***** SUPPLIED MATERIAL
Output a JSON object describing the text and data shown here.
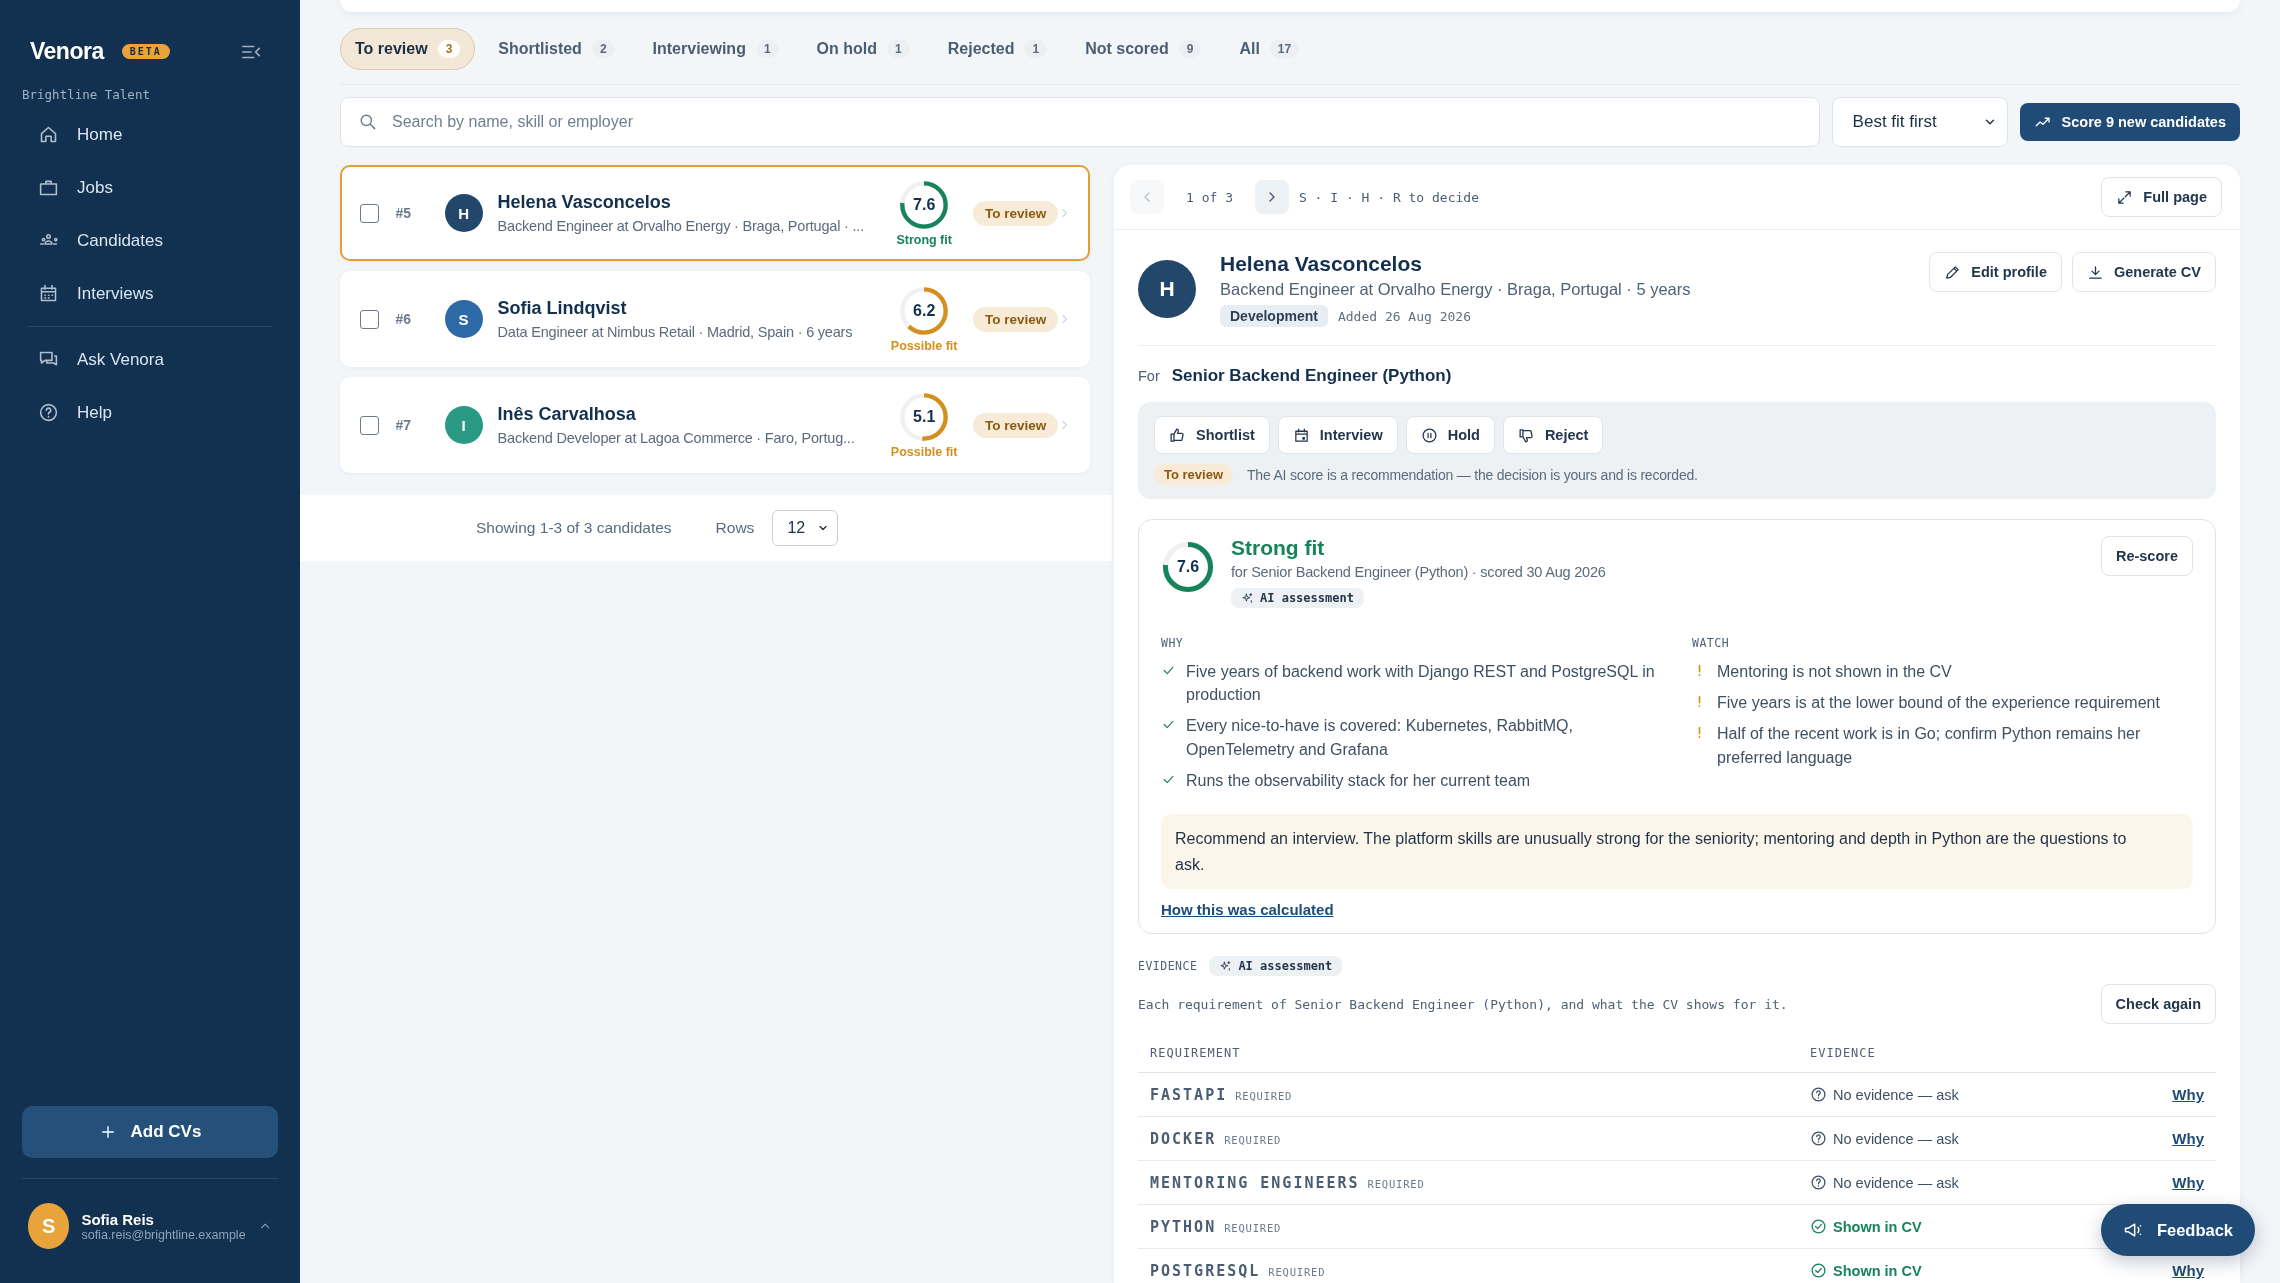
{
  "sidebar": {
    "logo": "Venora",
    "badge": "BETA",
    "org": "Brightline Talent",
    "nav": [
      {
        "label": "Home",
        "selected": false
      },
      {
        "label": "Jobs",
        "selected": false
      },
      {
        "label": "Candidates",
        "selected": false
      },
      {
        "label": "Interviews",
        "selected": false
      }
    ],
    "nav_secondary": [
      {
        "label": "Ask Venora",
        "selected": false
      },
      {
        "label": "Help",
        "selected": false
      }
    ],
    "add_button": "Add CVs",
    "user": {
      "initial": "S",
      "name": "Sofia Reis",
      "email": "sofia.reis@brightline.example"
    }
  },
  "tabs": [
    {
      "label": "To review",
      "count": "3",
      "selected": true
    },
    {
      "label": "Shortlisted",
      "count": "2",
      "selected": false
    },
    {
      "label": "Interviewing",
      "count": "1",
      "selected": false
    },
    {
      "label": "On hold",
      "count": "1",
      "selected": false
    },
    {
      "label": "Rejected",
      "count": "1",
      "selected": false
    },
    {
      "label": "Not scored",
      "count": "9",
      "selected": false
    },
    {
      "label": "All",
      "count": "17",
      "selected": false
    }
  ],
  "search": {
    "placeholder": "Search by name, skill or employer"
  },
  "sort": {
    "value": "Best fit first"
  },
  "score_button": "Score 9 new candidates",
  "candidates": [
    {
      "number": "#5",
      "initial": "H",
      "color": "#23466b",
      "name": "Helena Vasconcelos",
      "subtitle": "Backend Engineer at Orvalho Energy · Braga, Portugal · ...",
      "score": "7.6",
      "level": 0.76,
      "fit": {
        "label": "Strong fit",
        "color": "#16835a"
      },
      "status": "To review",
      "selected": true,
      "checked": false
    },
    {
      "number": "#6",
      "initial": "S",
      "color": "#2f6aa8",
      "name": "Sofia Lindqvist",
      "subtitle": "Data Engineer at Nimbus Retail · Madrid, Spain · 6 years",
      "score": "6.2",
      "level": 0.62,
      "fit": {
        "label": "Possible fit",
        "color": "#d4901f"
      },
      "status": "To review",
      "selected": false,
      "checked": false
    },
    {
      "number": "#7",
      "initial": "I",
      "color": "#2a9a84",
      "name": "Inês Carvalhosa",
      "subtitle": "Backend Developer at Lagoa Commerce · Faro, Portug...",
      "score": "5.1",
      "level": 0.51,
      "fit": {
        "label": "Possible fit",
        "color": "#d4901f"
      },
      "status": "To review",
      "selected": false,
      "checked": false
    }
  ],
  "pagination": {
    "text": "Showing 1-3 of 3 candidates",
    "rows_label": "Rows",
    "rows_value": "12"
  },
  "detail": {
    "position": "1 of 3",
    "hint": "S · I · H · R to decide",
    "full_page": "Full page",
    "profile": {
      "initial": "H",
      "name": "Helena Vasconcelos",
      "subtitle": "Backend Engineer at Orvalho Energy · Braga, Portugal · 5 years",
      "tag": "Development",
      "added": "Added 26 Aug 2026"
    },
    "profile_actions": [
      "Edit profile",
      "Generate CV"
    ],
    "for_label": "For",
    "job": "Senior Backend Engineer (Python)",
    "decisions": [
      "Shortlist",
      "Interview",
      "Hold",
      "Reject"
    ],
    "status": "To review",
    "disclaimer": "The AI score is a recommendation — the decision is yours and is recorded.",
    "assessment": {
      "score": "7.6",
      "level": 0.76,
      "verdict": "Strong fit",
      "meta": "for Senior Backend Engineer (Python) · scored 30 Aug 2026",
      "badge": "AI assessment",
      "rescore": "Re-score",
      "why_heading": "WHY",
      "why": [
        "Five years of backend work with Django REST and PostgreSQL in production",
        "Every nice-to-have is covered: Kubernetes, RabbitMQ, OpenTelemetry and Grafana",
        "Runs the observability stack for her current team"
      ],
      "watch_heading": "WATCH",
      "watch": [
        "Mentoring is not shown in the CV",
        "Five years is at the lower bound of the experience requirement",
        "Half of the recent work is in Go; confirm Python remains her preferred language"
      ],
      "summary": "Recommend an interview. The platform skills are unusually strong for the seniority; mentoring and depth in Python are the questions to ask.",
      "link": "How this was calculated"
    },
    "evidence": {
      "heading": "EVIDENCE",
      "badge": "AI assessment",
      "description": "Each requirement of Senior Backend Engineer (Python), and what the CV shows for it.",
      "check_again": "Check again",
      "columns": [
        "REQUIREMENT",
        "EVIDENCE"
      ],
      "rows": [
        {
          "requirement": "FASTAPI",
          "tag": "REQUIRED",
          "evidence": "No evidence — ask",
          "kind": "missing",
          "why": "Why"
        },
        {
          "requirement": "DOCKER",
          "tag": "REQUIRED",
          "evidence": "No evidence — ask",
          "kind": "missing",
          "why": "Why"
        },
        {
          "requirement": "MENTORING ENGINEERS",
          "tag": "REQUIRED",
          "evidence": "No evidence — ask",
          "kind": "missing",
          "why": "Why"
        },
        {
          "requirement": "PYTHON",
          "tag": "REQUIRED",
          "evidence": "Shown in CV",
          "kind": "shown"
        },
        {
          "requirement": "POSTGRESQL",
          "tag": "REQUIRED",
          "evidence": "Shown in CV",
          "kind": "shown",
          "why": "Why"
        }
      ]
    }
  },
  "feedback": "Feedback"
}
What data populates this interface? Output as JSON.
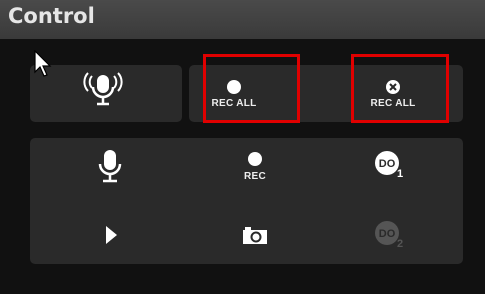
{
  "panel": {
    "title": "Control"
  },
  "buttons": {
    "record_all": {
      "label": "REC ALL",
      "icon": "record-dot-icon"
    },
    "cancel_record_all": {
      "label": "REC ALL",
      "icon": "circle-x-icon"
    },
    "record": {
      "label": "REC",
      "icon": "record-dot-icon"
    },
    "broadcast_mic": {
      "icon": "broadcast-mic-icon"
    },
    "microphone": {
      "icon": "microphone-icon"
    },
    "play": {
      "icon": "play-icon"
    },
    "snapshot": {
      "icon": "camera-icon"
    },
    "do1": {
      "icon": "do-1-icon"
    },
    "do2": {
      "icon": "do-2-icon",
      "state": "disabled"
    }
  },
  "colors": {
    "header": "#444444",
    "background": "#000000",
    "button_box": "#2a2a2a",
    "highlight": "#e00000",
    "icon": "#ffffff",
    "icon_disabled": "#555555"
  }
}
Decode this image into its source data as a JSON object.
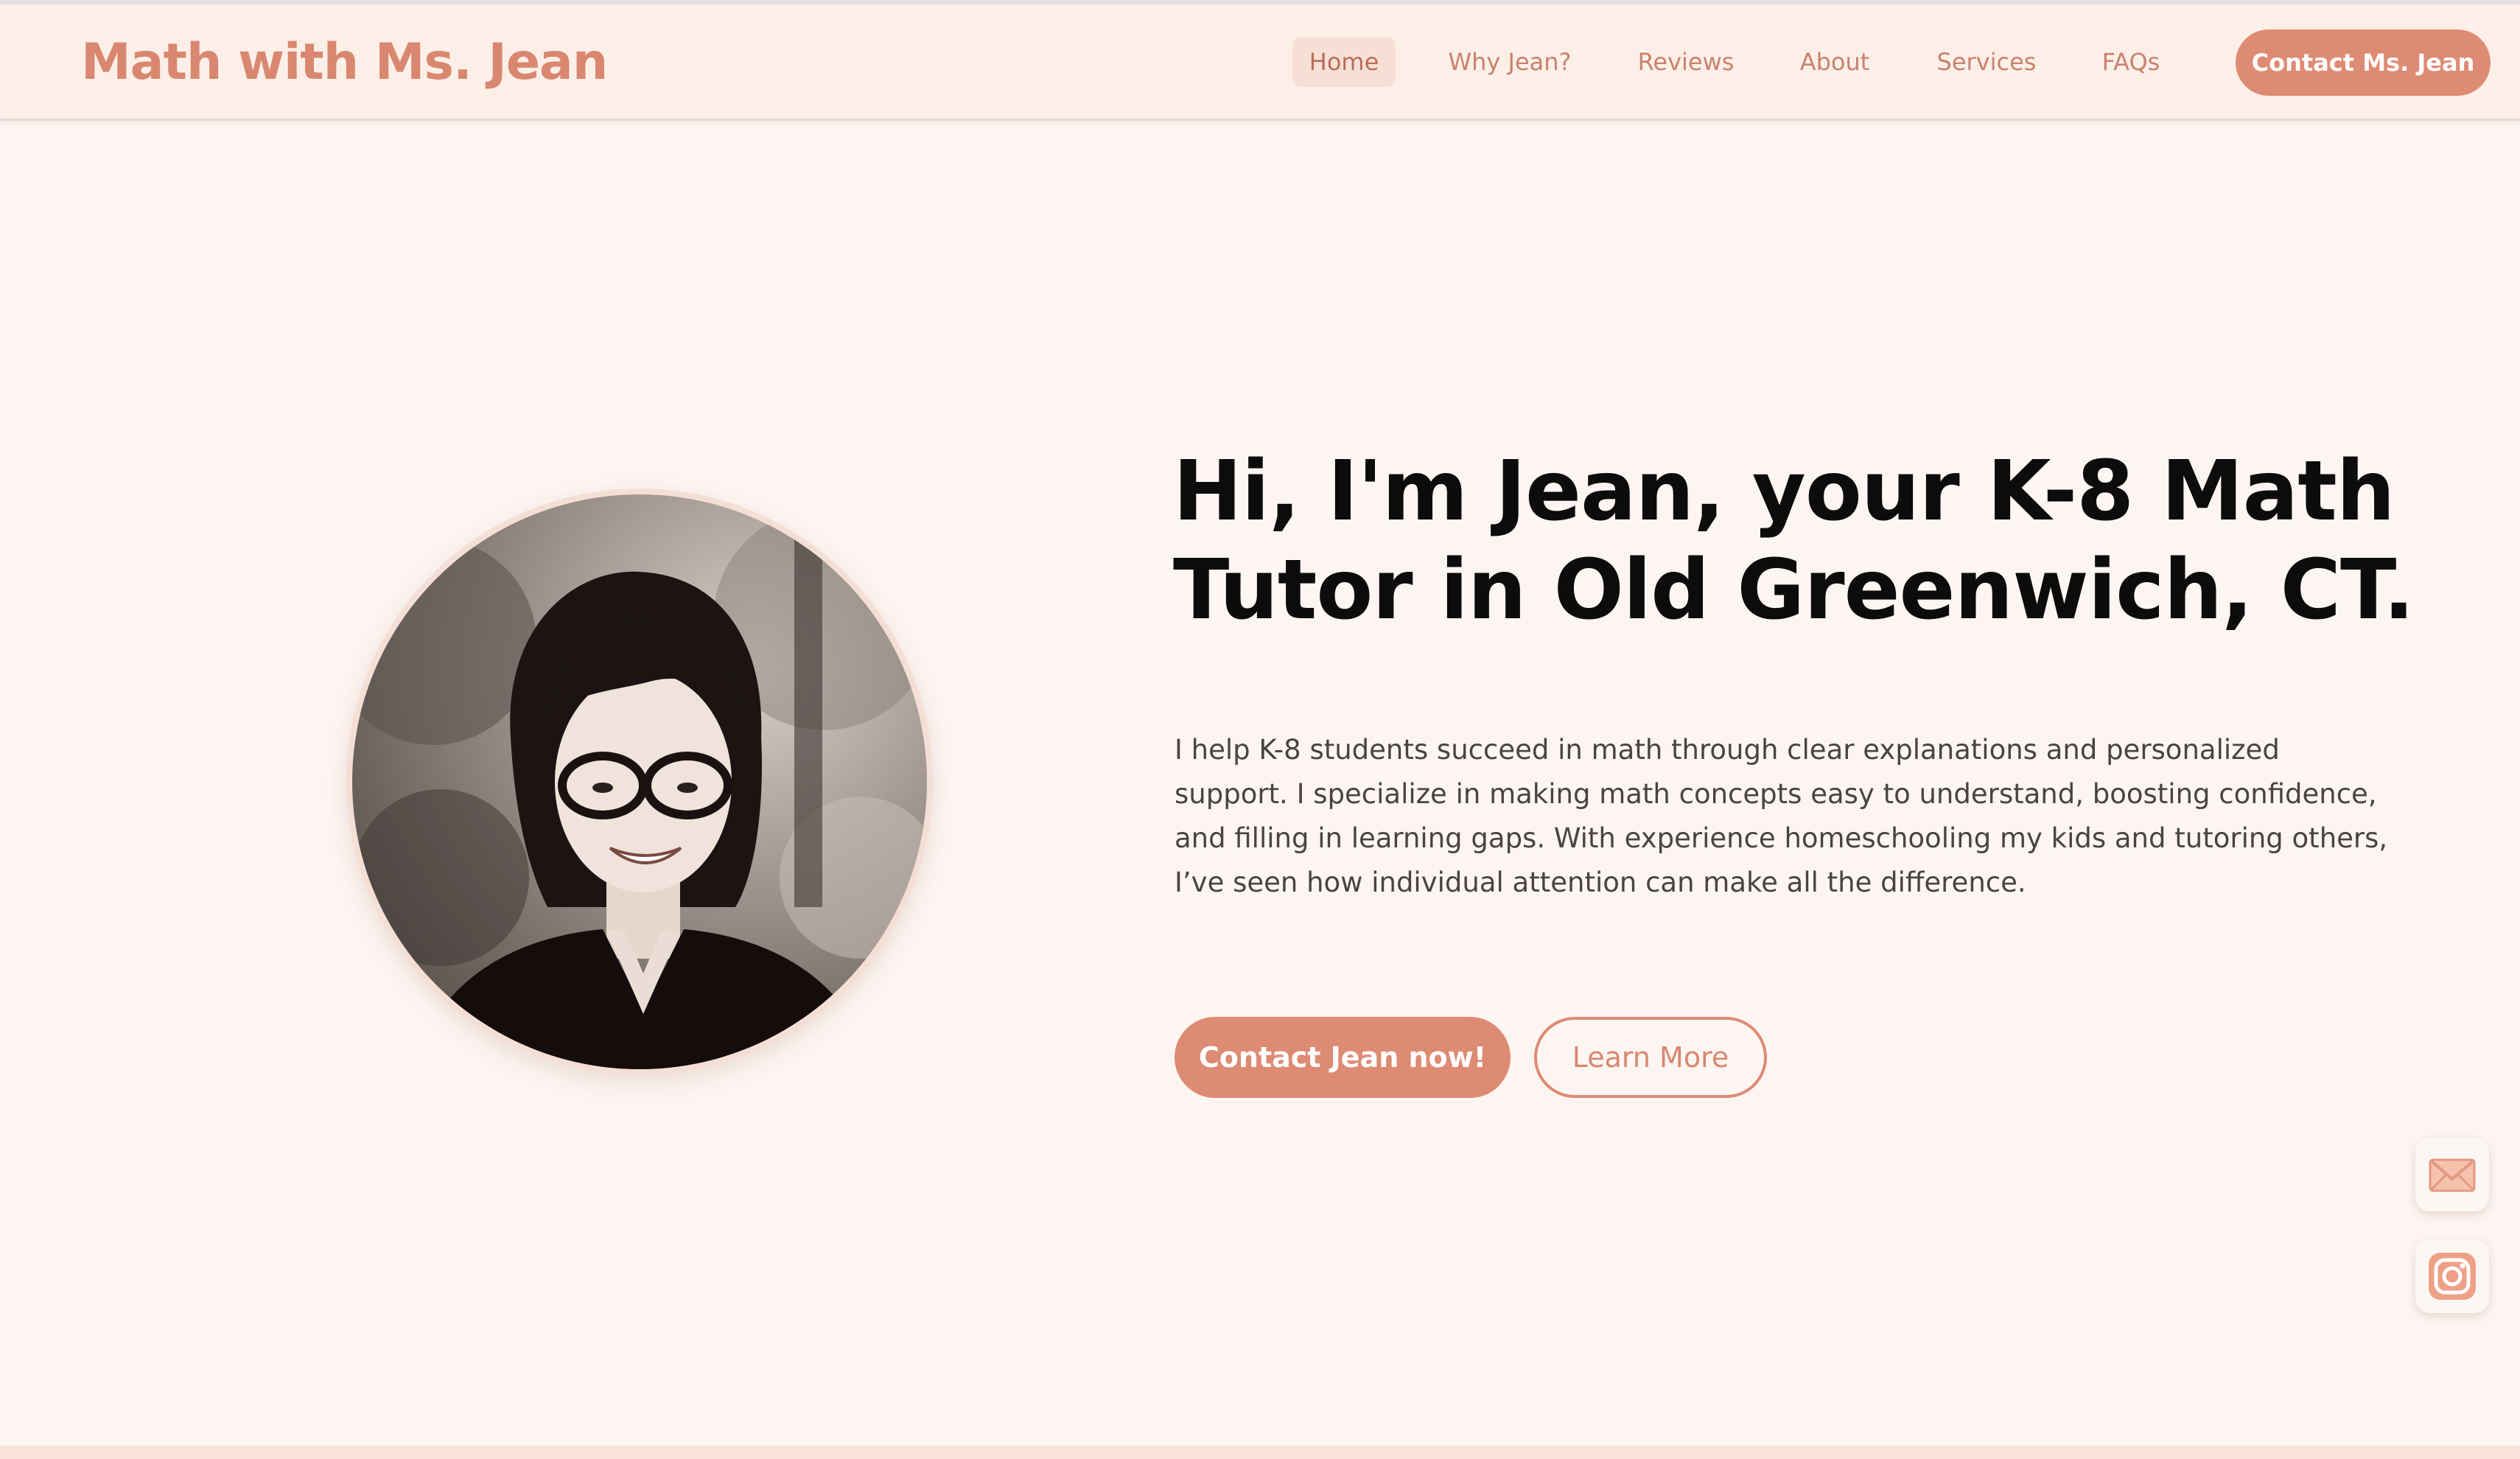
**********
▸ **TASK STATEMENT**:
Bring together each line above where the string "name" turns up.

▸ **SOLUTION TO THE PROBLEM**:
      "name": "Sofia Reis",
    "placeholder": "Search by name, skill or employer"
      "name": "Helena Vasconcelos",
      "name": "Sofia Lindqvist",
      "name": "Inês Carvalhosa",
      "name": "Helena Vasconcelos",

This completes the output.